*Instructions for the task*: Every line of the data below should be repeated exactly, and no picture should be copied.

Stored data:
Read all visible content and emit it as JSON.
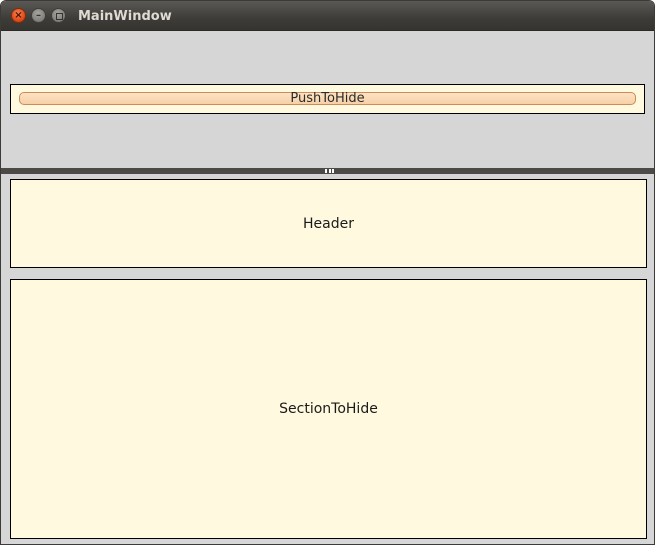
{
  "window": {
    "title": "MainWindow",
    "buttons": {
      "close_glyph": "×",
      "minimize_glyph": "–"
    }
  },
  "top_pane": {
    "push_button_label": "PushToHide"
  },
  "bottom_pane": {
    "header_label": "Header",
    "section_label": "SectionToHide"
  },
  "colors": {
    "frame_fill": "#fffadf",
    "window_bg": "#d6d6d6",
    "titlebar": "#3d3c38",
    "close_button": "#df4a16",
    "button_border": "#d08a5a"
  },
  "icons": [
    "close-icon",
    "minimize-icon",
    "maximize-icon",
    "splitter-grip-icon"
  ]
}
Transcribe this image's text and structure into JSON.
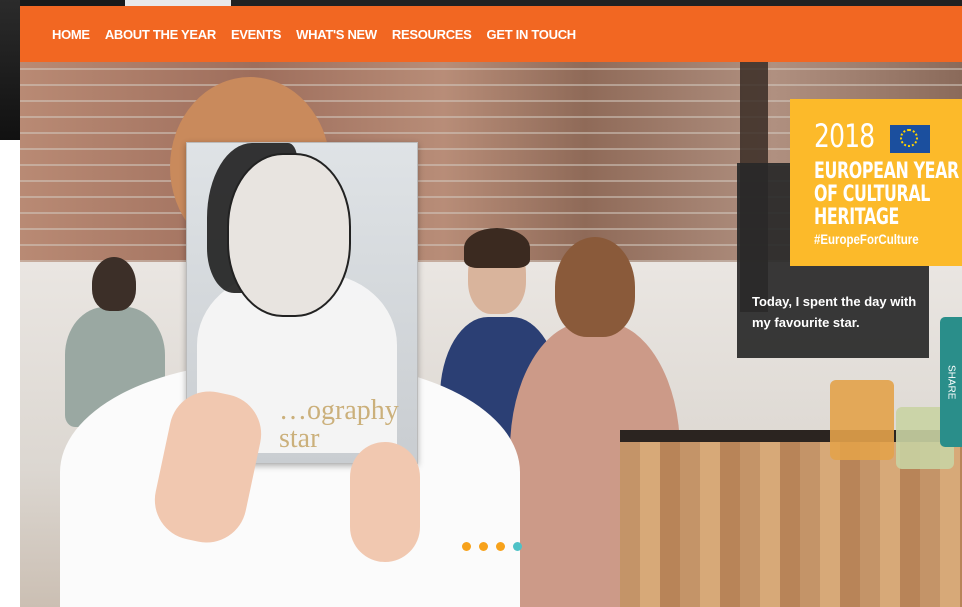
{
  "nav": {
    "items": [
      "HOME",
      "ABOUT THE YEAR",
      "EVENTS",
      "WHAT'S NEW",
      "RESOURCES",
      "GET IN TOUCH"
    ]
  },
  "hero": {
    "caption": "Today, I spent the day with my favourite star.",
    "magazine_text": "…ography\nstar",
    "side_tab": "SHARE",
    "slides": {
      "total": 4,
      "active": 4
    }
  },
  "badge": {
    "year": "2018",
    "line1": "EUROPEAN YEAR",
    "line2": "OF CULTURAL",
    "line3": "HERITAGE",
    "hashtag": "#EuropeForCulture"
  },
  "colors": {
    "nav_bg": "#f26722",
    "badge_bg": "#fcba2a",
    "dot": "#f7a21b",
    "dot_active": "#4fc2c7",
    "side_tab": "#2a8e8a"
  }
}
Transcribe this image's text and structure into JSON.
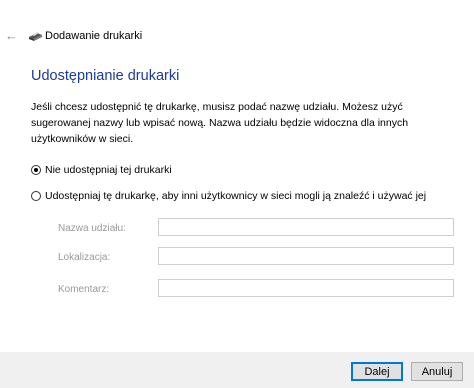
{
  "window": {
    "title": "Dodawanie drukarki",
    "back_icon": "back-arrow-icon",
    "printer_icon": "printer-icon"
  },
  "content": {
    "heading": "Udostępnianie drukarki",
    "description": "Jeśli chcesz udostępnić tę drukarkę, musisz podać nazwę udziału. Możesz użyć sugerowanej nazwy lub wpisać nową. Nazwa udziału będzie widoczna dla innych użytkowników w sieci.",
    "options": [
      {
        "label": "Nie udostępniaj tej drukarki",
        "selected": true
      },
      {
        "label": "Udostępniaj tę drukarkę, aby inni użytkownicy w sieci mogli ją znaleźć i używać jej",
        "selected": false
      }
    ],
    "fields": {
      "share_name": {
        "label": "Nazwa udziału:",
        "value": ""
      },
      "location": {
        "label": "Lokalizacja:",
        "value": ""
      },
      "comment": {
        "label": "Komentarz:",
        "value": ""
      }
    }
  },
  "buttons": {
    "next": "Dalej",
    "cancel": "Anuluj"
  },
  "colors": {
    "heading": "#1a3a9e",
    "footer_bg": "#f0f0f0",
    "primary_border": "#0078d7"
  }
}
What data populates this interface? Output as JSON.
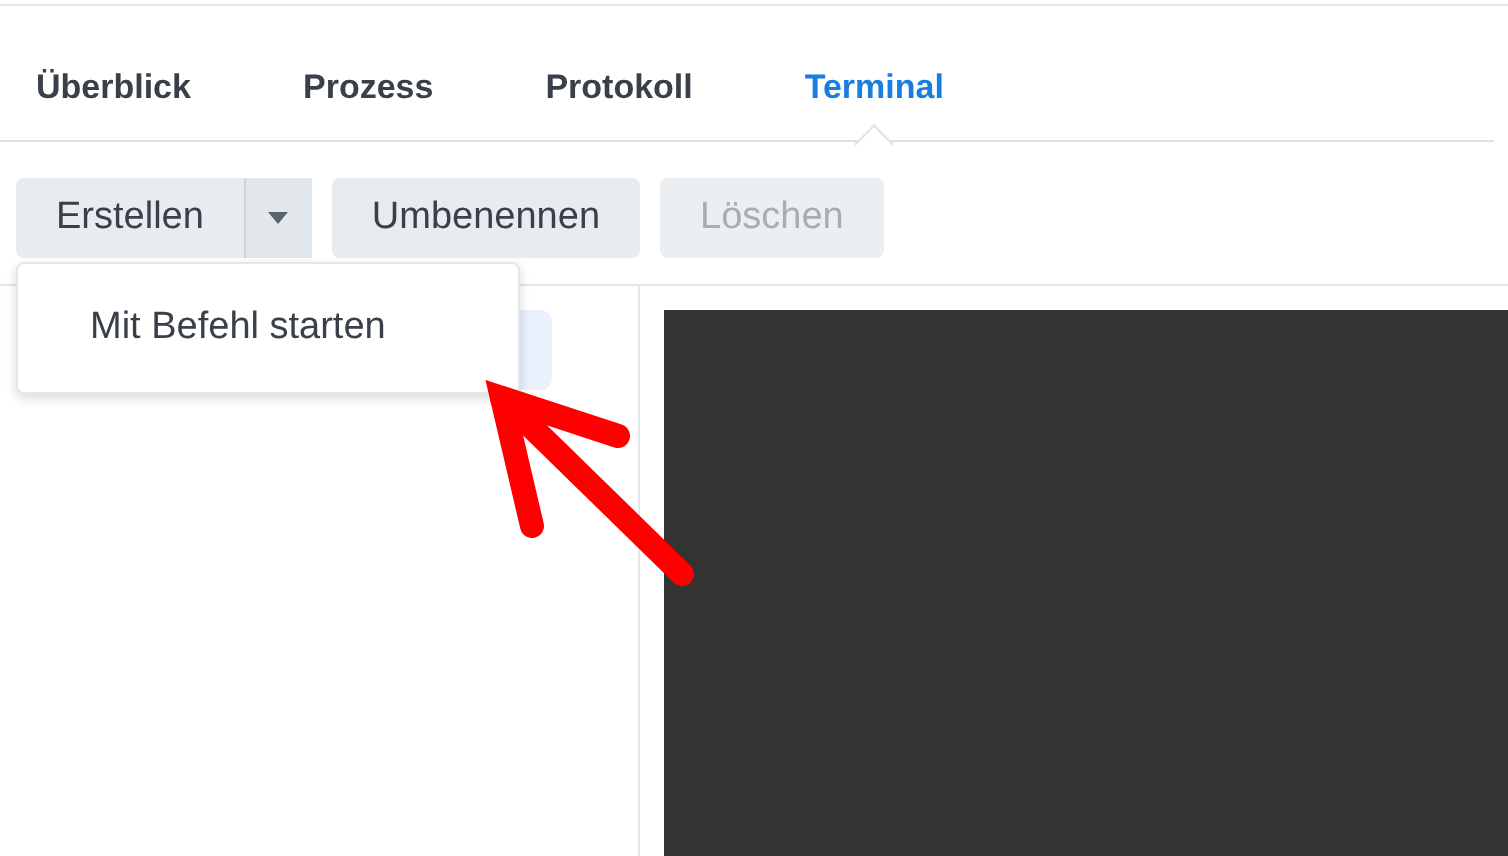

*Response to the task*:
Read all visible content and emit it as JSON.
{
  "window": {
    "title": "MainWindow",
    "buttons": {
      "close_glyph": "×",
      "minimize_glyph": "–"
    }
  },
  "top_pane": {
    "push_button_label": "PushToHide"
  },
  "bottom_pane": {
    "header_label": "Header",
    "section_label": "SectionToHide"
  },
  "colors": {
    "frame_fill": "#fffadf",
    "window_bg": "#d6d6d6",
    "titlebar": "#3d3c38",
    "close_button": "#df4a16",
    "button_border": "#d08a5a"
  },
  "icons": [
    "close-icon",
    "minimize-icon",
    "maximize-icon",
    "splitter-grip-icon"
  ]
}
Transcribe this image's text and structure into JSON.
{
  "nav": {
    "items": [
      "HOME",
      "ABOUT THE YEAR",
      "EVENTS",
      "WHAT'S NEW",
      "RESOURCES",
      "GET IN TOUCH"
    ]
  },
  "hero": {
    "caption": "Today, I spent the day with my favourite star.",
    "magazine_text": "…ography\nstar",
    "side_tab": "SHARE",
    "slides": {
      "total": 4,
      "active": 4
    }
  },
  "badge": {
    "year": "2018",
    "line1": "EUROPEAN YEAR",
    "line2": "OF CULTURAL",
    "line3": "HERITAGE",
    "hashtag": "#EuropeForCulture"
  },
  "colors": {
    "nav_bg": "#f26722",
    "badge_bg": "#fcba2a",
    "dot": "#f7a21b",
    "dot_active": "#4fc2c7",
    "side_tab": "#2a8e8a"
  }
}
Transcribe this image's text and structure into JSON.
{
  "window": {
    "title": "Dodawanie drukarki",
    "back_icon": "back-arrow-icon",
    "printer_icon": "printer-icon"
  },
  "content": {
    "heading": "Udostępnianie drukarki",
    "description": "Jeśli chcesz udostępnić tę drukarkę, musisz podać nazwę udziału. Możesz użyć sugerowanej nazwy lub wpisać nową. Nazwa udziału będzie widoczna dla innych użytkowników w sieci.",
    "options": [
      {
        "label": "Nie udostępniaj tej drukarki",
        "selected": true
      },
      {
        "label": "Udostępniaj tę drukarkę, aby inni użytkownicy w sieci mogli ją znaleźć i używać jej",
        "selected": false
      }
    ],
    "fields": {
      "share_name": {
        "label": "Nazwa udziału:",
        "value": ""
      },
      "location": {
        "label": "Lokalizacja:",
        "value": ""
      },
      "comment": {
        "label": "Komentarz:",
        "value": ""
      }
    }
  },
  "buttons": {
    "next": "Dalej",
    "cancel": "Anuluj"
  },
  "colors": {
    "heading": "#1a3a9e",
    "footer_bg": "#f0f0f0",
    "primary_border": "#0078d7"
  }
}
What data populates this interface? Output as JSON.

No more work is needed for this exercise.